BEGIN Data shown
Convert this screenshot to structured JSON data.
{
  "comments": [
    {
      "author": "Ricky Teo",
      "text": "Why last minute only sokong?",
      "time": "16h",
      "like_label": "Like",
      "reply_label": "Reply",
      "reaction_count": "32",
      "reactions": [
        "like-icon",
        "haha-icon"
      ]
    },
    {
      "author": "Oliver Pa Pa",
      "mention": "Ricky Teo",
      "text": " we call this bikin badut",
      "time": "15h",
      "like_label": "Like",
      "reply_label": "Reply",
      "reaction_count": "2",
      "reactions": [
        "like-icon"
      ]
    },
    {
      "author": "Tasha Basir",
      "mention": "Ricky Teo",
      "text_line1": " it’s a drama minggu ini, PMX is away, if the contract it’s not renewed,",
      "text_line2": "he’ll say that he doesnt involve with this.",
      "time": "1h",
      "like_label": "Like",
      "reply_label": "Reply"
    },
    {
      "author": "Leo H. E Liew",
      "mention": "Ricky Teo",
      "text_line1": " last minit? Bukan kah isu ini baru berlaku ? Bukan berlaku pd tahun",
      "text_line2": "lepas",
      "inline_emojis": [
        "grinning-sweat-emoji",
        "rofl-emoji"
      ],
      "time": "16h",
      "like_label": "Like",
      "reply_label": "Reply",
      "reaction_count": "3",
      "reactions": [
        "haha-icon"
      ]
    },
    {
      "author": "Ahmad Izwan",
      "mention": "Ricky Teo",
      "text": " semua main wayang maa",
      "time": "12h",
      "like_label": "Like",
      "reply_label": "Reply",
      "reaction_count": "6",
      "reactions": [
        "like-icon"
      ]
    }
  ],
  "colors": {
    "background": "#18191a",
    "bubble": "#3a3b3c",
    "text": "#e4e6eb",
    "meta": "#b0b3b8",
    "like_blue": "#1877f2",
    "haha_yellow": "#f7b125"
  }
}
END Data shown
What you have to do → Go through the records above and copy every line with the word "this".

Task result →
Convert this screenshot to structured JSON data.
      "text": " we call this bikin badut",
      "text_line2": "he’ll say that he doesnt involve with this.",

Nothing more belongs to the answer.